[Component data from apps and pages]
BEGIN

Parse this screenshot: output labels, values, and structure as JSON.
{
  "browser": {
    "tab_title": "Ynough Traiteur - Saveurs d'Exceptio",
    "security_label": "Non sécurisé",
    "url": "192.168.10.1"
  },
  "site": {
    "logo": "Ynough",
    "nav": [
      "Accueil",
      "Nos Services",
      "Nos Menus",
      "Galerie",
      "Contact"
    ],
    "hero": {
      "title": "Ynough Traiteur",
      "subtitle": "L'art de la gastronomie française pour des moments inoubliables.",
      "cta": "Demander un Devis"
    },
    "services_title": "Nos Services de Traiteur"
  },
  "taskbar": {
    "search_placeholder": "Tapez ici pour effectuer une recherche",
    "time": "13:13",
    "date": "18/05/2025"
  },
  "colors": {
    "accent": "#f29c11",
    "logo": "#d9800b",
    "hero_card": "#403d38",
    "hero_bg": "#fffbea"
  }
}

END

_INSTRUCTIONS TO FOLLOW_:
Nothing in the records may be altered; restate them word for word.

_ANSWER TO THIS TASK_:
Parse this screenshot: output labels, values, and structure as JSON.
{
  "browser": {
    "tab_title": "Ynough Traiteur - Saveurs d'Exceptio",
    "security_label": "Non sécurisé",
    "url": "192.168.10.1"
  },
  "site": {
    "logo": "Ynough",
    "nav": [
      "Accueil",
      "Nos Services",
      "Nos Menus",
      "Galerie",
      "Contact"
    ],
    "hero": {
      "title": "Ynough Traiteur",
      "subtitle": "L'art de la gastronomie française pour des moments inoubliables.",
      "cta": "Demander un Devis"
    },
    "services_title": "Nos Services de Traiteur"
  },
  "taskbar": {
    "search_placeholder": "Tapez ici pour effectuer une recherche",
    "time": "13:13",
    "date": "18/05/2025"
  },
  "colors": {
    "accent": "#f29c11",
    "logo": "#d9800b",
    "hero_card": "#403d38",
    "hero_bg": "#fffbea"
  }
}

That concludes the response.